* [Task requirements]: Where does the string "text" appear in the records? Copy each line that holds it.

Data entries
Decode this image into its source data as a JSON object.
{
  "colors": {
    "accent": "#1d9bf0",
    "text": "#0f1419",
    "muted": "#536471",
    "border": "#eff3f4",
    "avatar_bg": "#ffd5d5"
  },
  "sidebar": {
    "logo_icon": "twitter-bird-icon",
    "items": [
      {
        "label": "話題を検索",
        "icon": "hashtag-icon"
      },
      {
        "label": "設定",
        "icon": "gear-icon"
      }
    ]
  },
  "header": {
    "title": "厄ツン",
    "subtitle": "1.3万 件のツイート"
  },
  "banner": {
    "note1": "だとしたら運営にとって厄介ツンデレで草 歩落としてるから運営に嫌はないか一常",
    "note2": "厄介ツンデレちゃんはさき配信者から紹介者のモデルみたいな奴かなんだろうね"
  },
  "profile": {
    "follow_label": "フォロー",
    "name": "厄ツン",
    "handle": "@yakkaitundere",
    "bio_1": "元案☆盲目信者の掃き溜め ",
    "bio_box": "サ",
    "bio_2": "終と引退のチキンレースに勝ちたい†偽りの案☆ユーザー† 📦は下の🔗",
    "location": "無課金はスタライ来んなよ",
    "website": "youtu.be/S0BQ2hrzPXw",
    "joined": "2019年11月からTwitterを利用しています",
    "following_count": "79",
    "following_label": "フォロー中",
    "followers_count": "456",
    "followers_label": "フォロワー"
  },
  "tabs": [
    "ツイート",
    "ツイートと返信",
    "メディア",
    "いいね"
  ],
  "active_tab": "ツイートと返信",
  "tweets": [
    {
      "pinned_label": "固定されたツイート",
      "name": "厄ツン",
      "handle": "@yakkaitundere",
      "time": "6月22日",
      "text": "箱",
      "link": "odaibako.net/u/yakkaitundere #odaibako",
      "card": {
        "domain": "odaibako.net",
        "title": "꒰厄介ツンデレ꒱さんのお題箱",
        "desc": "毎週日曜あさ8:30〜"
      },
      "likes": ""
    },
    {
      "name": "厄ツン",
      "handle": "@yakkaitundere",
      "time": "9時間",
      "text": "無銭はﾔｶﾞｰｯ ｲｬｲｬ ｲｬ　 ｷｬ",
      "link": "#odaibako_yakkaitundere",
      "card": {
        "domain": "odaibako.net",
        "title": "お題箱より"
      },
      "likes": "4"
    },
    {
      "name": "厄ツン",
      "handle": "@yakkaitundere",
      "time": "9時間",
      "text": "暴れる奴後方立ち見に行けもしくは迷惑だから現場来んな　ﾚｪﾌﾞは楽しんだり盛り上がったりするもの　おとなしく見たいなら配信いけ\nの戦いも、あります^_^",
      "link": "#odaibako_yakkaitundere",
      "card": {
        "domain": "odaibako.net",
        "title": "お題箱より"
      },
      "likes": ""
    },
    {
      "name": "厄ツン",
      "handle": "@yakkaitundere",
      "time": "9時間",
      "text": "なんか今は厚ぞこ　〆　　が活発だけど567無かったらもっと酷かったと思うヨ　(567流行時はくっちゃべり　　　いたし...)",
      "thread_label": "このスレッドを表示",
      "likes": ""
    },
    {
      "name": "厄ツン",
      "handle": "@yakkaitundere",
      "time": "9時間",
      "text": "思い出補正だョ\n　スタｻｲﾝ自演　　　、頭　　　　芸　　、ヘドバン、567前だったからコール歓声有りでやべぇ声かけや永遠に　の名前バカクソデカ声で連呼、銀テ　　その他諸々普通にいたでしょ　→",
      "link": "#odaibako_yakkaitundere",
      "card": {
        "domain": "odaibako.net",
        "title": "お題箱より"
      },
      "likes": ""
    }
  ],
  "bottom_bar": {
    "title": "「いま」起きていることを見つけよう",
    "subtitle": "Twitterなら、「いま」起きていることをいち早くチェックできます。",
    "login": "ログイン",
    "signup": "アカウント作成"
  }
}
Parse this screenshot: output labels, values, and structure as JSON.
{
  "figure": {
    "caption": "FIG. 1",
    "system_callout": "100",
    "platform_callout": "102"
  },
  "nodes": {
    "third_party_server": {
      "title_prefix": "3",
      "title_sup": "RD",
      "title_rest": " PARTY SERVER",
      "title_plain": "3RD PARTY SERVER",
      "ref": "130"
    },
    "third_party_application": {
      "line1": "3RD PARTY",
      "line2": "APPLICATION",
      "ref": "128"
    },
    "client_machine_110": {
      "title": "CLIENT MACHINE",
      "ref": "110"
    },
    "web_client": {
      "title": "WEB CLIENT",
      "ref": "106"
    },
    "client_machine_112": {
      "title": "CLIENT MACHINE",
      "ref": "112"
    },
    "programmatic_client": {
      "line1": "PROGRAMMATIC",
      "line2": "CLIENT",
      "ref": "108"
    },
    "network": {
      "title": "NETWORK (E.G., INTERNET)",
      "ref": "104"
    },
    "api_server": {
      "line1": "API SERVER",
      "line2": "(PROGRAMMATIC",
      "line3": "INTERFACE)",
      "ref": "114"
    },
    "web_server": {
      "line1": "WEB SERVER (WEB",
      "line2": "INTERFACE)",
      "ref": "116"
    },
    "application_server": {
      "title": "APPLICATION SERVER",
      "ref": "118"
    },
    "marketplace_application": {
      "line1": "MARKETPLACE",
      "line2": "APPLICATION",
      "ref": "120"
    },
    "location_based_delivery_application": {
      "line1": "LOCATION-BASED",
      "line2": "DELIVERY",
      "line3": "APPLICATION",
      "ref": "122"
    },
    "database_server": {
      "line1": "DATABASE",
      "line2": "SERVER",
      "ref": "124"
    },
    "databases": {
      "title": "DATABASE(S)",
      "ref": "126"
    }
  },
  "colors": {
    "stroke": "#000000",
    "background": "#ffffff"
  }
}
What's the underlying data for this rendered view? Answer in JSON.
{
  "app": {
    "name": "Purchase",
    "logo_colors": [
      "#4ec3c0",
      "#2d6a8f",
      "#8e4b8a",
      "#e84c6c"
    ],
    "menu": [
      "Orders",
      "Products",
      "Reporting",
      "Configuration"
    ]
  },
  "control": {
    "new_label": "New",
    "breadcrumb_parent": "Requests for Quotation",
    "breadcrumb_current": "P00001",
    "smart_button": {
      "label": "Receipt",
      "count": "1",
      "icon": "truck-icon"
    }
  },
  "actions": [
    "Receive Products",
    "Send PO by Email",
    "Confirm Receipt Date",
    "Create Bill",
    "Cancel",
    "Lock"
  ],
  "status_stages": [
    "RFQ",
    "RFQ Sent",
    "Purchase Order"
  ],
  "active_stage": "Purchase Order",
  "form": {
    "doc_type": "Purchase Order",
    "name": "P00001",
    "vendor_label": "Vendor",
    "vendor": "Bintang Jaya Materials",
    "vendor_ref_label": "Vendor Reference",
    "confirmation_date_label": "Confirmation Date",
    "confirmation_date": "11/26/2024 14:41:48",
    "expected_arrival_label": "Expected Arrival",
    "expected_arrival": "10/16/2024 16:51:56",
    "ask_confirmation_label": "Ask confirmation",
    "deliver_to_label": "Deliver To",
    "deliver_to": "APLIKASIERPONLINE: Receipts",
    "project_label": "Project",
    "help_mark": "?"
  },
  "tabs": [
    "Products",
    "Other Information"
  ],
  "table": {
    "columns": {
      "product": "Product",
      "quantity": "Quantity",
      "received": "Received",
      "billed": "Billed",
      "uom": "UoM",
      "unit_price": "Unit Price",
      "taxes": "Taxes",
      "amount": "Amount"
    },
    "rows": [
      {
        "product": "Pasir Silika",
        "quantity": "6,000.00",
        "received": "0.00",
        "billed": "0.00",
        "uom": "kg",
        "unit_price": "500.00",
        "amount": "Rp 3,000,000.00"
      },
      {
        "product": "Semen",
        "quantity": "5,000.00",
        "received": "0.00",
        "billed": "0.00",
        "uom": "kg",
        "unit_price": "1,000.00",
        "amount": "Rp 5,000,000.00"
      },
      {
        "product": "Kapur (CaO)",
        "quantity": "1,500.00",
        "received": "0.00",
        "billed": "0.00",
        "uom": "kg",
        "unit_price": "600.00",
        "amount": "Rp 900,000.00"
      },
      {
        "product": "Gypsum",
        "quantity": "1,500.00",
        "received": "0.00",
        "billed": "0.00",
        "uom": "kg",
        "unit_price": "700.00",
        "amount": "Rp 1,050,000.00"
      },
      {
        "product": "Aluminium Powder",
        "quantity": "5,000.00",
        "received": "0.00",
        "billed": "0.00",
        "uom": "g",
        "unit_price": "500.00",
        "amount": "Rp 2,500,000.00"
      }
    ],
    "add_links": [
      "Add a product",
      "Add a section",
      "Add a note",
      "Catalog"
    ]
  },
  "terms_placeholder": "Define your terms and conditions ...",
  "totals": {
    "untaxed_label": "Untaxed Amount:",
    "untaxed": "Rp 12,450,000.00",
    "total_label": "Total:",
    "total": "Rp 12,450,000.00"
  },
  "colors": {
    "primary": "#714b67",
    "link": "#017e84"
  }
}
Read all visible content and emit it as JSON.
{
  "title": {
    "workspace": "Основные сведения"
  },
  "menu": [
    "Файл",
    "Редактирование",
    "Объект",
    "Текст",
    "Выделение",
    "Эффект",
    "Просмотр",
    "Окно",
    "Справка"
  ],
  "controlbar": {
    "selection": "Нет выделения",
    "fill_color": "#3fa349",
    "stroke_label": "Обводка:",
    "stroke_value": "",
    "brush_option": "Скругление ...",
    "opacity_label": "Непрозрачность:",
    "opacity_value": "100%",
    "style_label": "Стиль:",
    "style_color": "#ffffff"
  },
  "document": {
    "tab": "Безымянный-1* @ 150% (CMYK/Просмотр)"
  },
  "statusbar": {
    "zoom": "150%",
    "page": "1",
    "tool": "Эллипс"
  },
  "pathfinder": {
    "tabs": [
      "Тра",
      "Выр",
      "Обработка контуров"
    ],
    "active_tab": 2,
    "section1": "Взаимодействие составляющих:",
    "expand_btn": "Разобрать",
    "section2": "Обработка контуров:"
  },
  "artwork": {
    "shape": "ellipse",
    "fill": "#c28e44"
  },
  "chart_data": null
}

* [Response]:
    "text": "#0f1419",
      "text": "箱",
      "text": "無銭はﾔｶﾞｰｯ ｲｬｲｬ ｲｬ　 ｷｬ",
      "text": "暴れる奴後方立ち見に行けもしくは迷惑だから現場来んな　ﾚｪﾌﾞは楽しんだり盛り上がったりするもの　おとなしく見たいなら配信いけ\nの戦いも、あります^_^",
      "text": "なんか今は厚ぞこ　〆　　が活発だけど567無かったらもっと酷かったと思うヨ　(567流行時はくっちゃべり　　　いたし...)",
      "text": "思い出補正だョ\n　スタｻｲﾝ自演　　　、頭　　　　芸　　、ヘドバン、567前だったからコール歓声有りでやべぇ声かけや永遠に　の名前バカクソデカ声で連呼、銀テ　　その他諸々普通にいたでしょ　→",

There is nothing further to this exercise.